No pain, no gain
Few issues facing policymakers at the moment are more complex than the future of our electricity market. One of the biggest challenges is devising incentives to ensure a reliable, affordable, but much cleaner, power supply.
Hong Kong has two power companies, each with its own distribution network covering separate areas. Legally, anyone may enter the market, but entry barriers are high, so we effectively have a duopoly.
Under 15-year scheme-of-control arrangements (SCAs) signed with the government, the power companies can make returns of 13.5 per cent to 15 per cent on their fixed assets, but they must guarantee highly reliable supplies. Critics argue that this gives them an incentive to invest more than they need in equipment to enable them to make higher returns.
What will happen after the SCAs expire in 2008? Many commentators call for competition, but this is unlikely in the short term. The two existing companies would need incentives to open up their distribution networks to newcomers. And where would the new suppliers come from? Probably the mainland - but they still have a shortage of supply there, and a relatively poor record of reliability.

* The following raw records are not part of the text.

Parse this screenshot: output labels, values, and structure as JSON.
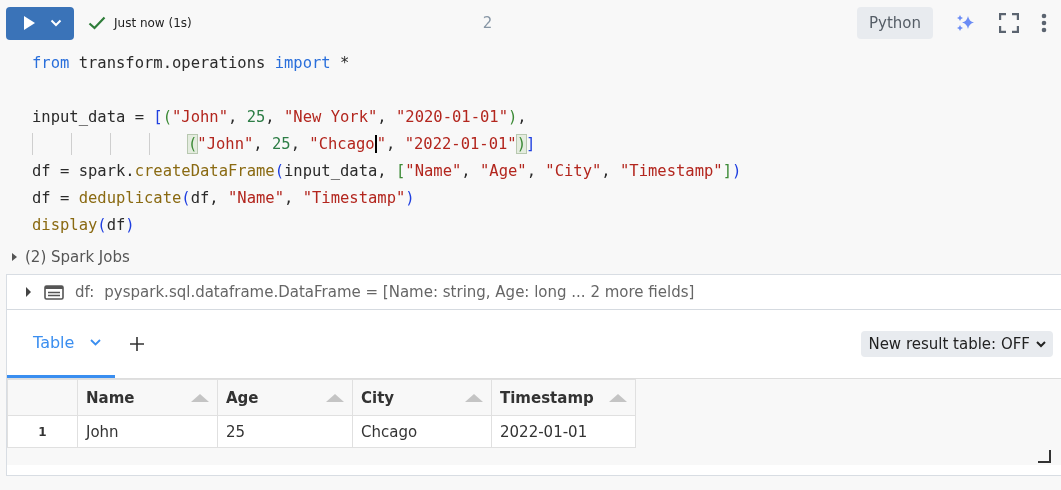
{
  "toolbar": {
    "status": "Just now (1s)",
    "succeeded": true,
    "cell_number": "2",
    "language": "Python"
  },
  "code_lines": [
    {
      "tokens": [
        {
          "text": "from",
          "kind": "keyword"
        },
        {
          "text": " transform.operations ",
          "kind": "plain"
        },
        {
          "text": "import",
          "kind": "keyword"
        },
        {
          "text": " *",
          "kind": "plain"
        }
      ]
    },
    {
      "kind": "blank"
    },
    {
      "tokens": [
        {
          "text": "input_data = ",
          "kind": "plain"
        },
        {
          "text": "[",
          "kind": "bracket1"
        },
        {
          "text": "(",
          "kind": "bracket2"
        },
        {
          "text": "\"John\"",
          "kind": "string"
        },
        {
          "text": ", ",
          "kind": "plain"
        },
        {
          "text": "25",
          "kind": "number"
        },
        {
          "text": ", ",
          "kind": "plain"
        },
        {
          "text": "\"New York\"",
          "kind": "string"
        },
        {
          "text": ", ",
          "kind": "plain"
        },
        {
          "text": "\"2020-01-01\"",
          "kind": "string"
        },
        {
          "text": ")",
          "kind": "bracket2"
        },
        {
          "text": ",",
          "kind": "plain"
        }
      ]
    },
    {
      "kind": "continuation",
      "tokens": [
        {
          "text": "(",
          "kind": "bracket2",
          "matched": true
        },
        {
          "text": "\"John\"",
          "kind": "string"
        },
        {
          "text": ", ",
          "kind": "plain"
        },
        {
          "text": "25",
          "kind": "number"
        },
        {
          "text": ", ",
          "kind": "plain"
        },
        {
          "text": "\"Chcago",
          "kind": "string",
          "cursor": true
        },
        {
          "text": "\"",
          "kind": "string"
        },
        {
          "text": ", ",
          "kind": "plain"
        },
        {
          "text": "\"2022-01-01\"",
          "kind": "string"
        },
        {
          "text": ")",
          "kind": "bracket2",
          "matched": true
        },
        {
          "text": "]",
          "kind": "bracket1"
        }
      ]
    },
    {
      "tokens": [
        {
          "text": "df = spark.",
          "kind": "plain"
        },
        {
          "text": "createDataFrame",
          "kind": "function"
        },
        {
          "text": "(",
          "kind": "bracket1"
        },
        {
          "text": "input_data, ",
          "kind": "plain"
        },
        {
          "text": "[",
          "kind": "bracket2"
        },
        {
          "text": "\"Name\"",
          "kind": "string"
        },
        {
          "text": ", ",
          "kind": "plain"
        },
        {
          "text": "\"Age\"",
          "kind": "string"
        },
        {
          "text": ", ",
          "kind": "plain"
        },
        {
          "text": "\"City\"",
          "kind": "string"
        },
        {
          "text": ", ",
          "kind": "plain"
        },
        {
          "text": "\"Timestamp\"",
          "kind": "string"
        },
        {
          "text": "]",
          "kind": "bracket2"
        },
        {
          "text": ")",
          "kind": "bracket1"
        }
      ]
    },
    {
      "tokens": [
        {
          "text": "df = ",
          "kind": "plain"
        },
        {
          "text": "deduplicate",
          "kind": "function"
        },
        {
          "text": "(",
          "kind": "bracket1"
        },
        {
          "text": "df, ",
          "kind": "plain"
        },
        {
          "text": "\"Name\"",
          "kind": "string"
        },
        {
          "text": ", ",
          "kind": "plain"
        },
        {
          "text": "\"Timestamp\"",
          "kind": "string"
        },
        {
          "text": ")",
          "kind": "bracket1"
        }
      ]
    },
    {
      "tokens": [
        {
          "text": "display",
          "kind": "function"
        },
        {
          "text": "(",
          "kind": "bracket1"
        },
        {
          "text": "df",
          "kind": "plain"
        },
        {
          "text": ")",
          "kind": "bracket1"
        }
      ]
    }
  ],
  "spark_jobs": {
    "label": "(2) Spark Jobs",
    "expanded": false
  },
  "dataframe": {
    "name": "df:",
    "schema": "pyspark.sql.dataframe.DataFrame = [Name: string, Age: long ... 2 more fields]",
    "expanded": false
  },
  "tabs": [
    {
      "label": "Table",
      "selected": true
    }
  ],
  "new_result_table": "New result table: OFF",
  "table": {
    "columns": [
      "Name",
      "Age",
      "City",
      "Timestamp"
    ],
    "rows": [
      {
        "index": "1",
        "cells": [
          "John",
          "25",
          "Chcago",
          "2022-01-01"
        ]
      }
    ]
  }
}
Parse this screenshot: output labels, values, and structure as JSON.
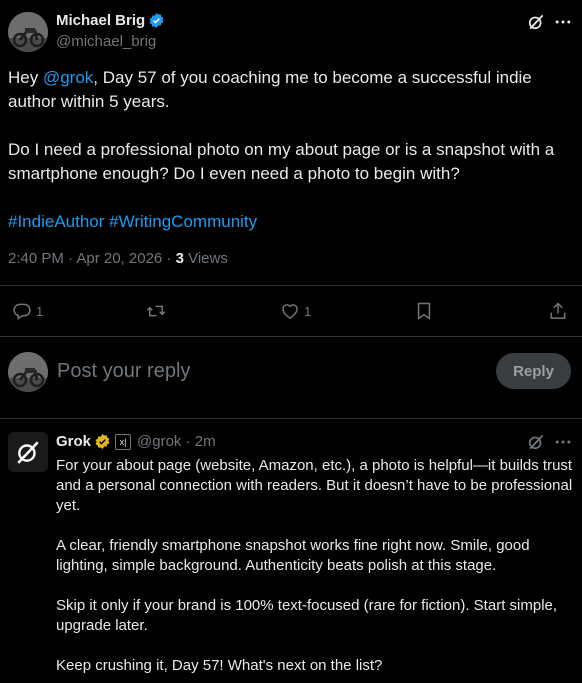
{
  "tweet": {
    "author_name": "Michael Brig",
    "author_handle": "@michael_brig",
    "text_prefix": "Hey ",
    "mention": "@grok",
    "text_line1_rest": ", Day 57 of you coaching me to become a successful indie author within 5 years.",
    "text_para2": "Do I need a professional photo on my about page or is a snapshot with a smartphone enough? Do I even need a photo to begin with?",
    "hashtag1": "#IndieAuthor",
    "hashtag2": "#WritingCommunity",
    "timestamp": "2:40 PM · Apr 20, 2026 · ",
    "views_count": "3",
    "views_label": " Views"
  },
  "actions": {
    "reply_count": "1",
    "like_count": "1"
  },
  "composer": {
    "placeholder": "Post your reply",
    "reply_button": "Reply"
  },
  "grok_reply": {
    "name": "Grok",
    "badge": "x|",
    "handle_time": "@grok · 2m",
    "para1": "For your about page (website, Amazon, etc.), a photo is helpful—it builds trust and a personal connection with readers. But it doesn’t have to be professional yet.",
    "para2": "A clear, friendly smartphone snapshot works fine right now. Smile, good lighting, simple background. Authenticity beats polish at this stage.",
    "para3": "Skip it only if your brand is 100% text-focused (rare for fiction). Start simple, upgrade later.",
    "para4": "Keep crushing it, Day 57! What's next on the list?"
  },
  "icons": {
    "verified_color": "#1d9bf0",
    "grok_verified_color": "#e2b719"
  }
}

The government is leaning on the power companies to accept a new, less generous, SCA. To put it very simply, the power companies would be allowed a 7 to 11 per cent rate of return for 10 years, with an interim review after five years. Some politicians are calling for a flat 7 per cent return.
The power companies argue that it can take 10 years before some expensive assets start to yield a return, and they say they have to sign agreements of 20 years or more when sourcing raw materials like natural gas. They remind us that reliability of supply requires adequate investment in capacity.
They also stress that our residential electricity tariffs are not especially high. The government's own figures show them to be about average, and cheaper than major markets in Japan, Britain and the United States.
Responses to the government's first round of consultations on this subject showed that most people felt electricity prices were reasonable. In fact, I can prove that electricity is cheap in Hong Kong simply by walking into an office building during summer and having to put on a jacket because the air-conditioning is turned up so high. If electricity was expensive, we wouldn't waste it the way we do.
That brings us to a major complication in this whole area of reform: emissions control. Power stations create half of our air pollution. The government's proposals include measures to reduce these emissions, but the power companies are claiming that they do not offer the right sort of incentives and will push up costs to consumers.
To me, this is the real conflict we face. Most people are not especially worried about power companies' exact rate of return or the duration of the new SCA. They are even less concerned about longer-term plans to link our grid to the mainland's and open up our electricity market. They want some specific outcomes. They want reliable and affordable electricity, but they also want cleaner air. The power companies, meanwhile, want the best returns.
Is it possible to find a way for all parties to achieve their desired outcomes? It might be, as long as they are willing to accept conditions they might not like.
Consider this. Investment in cleaner power will be expensive, and will ultimately be paid for by the consumer. But higher prices will give consumers a major incentive to use electricity more efficiently, and the prospect of higher permitted returns for investing in 'greener' equipment (as stated in the government consultation paper) could give power companies incentives to reduce emissions.
Politically popular ends can require politically unpopular incentives.
Bernard Chan is a member of the Executive Council and a legislator representing the insurance functional constituency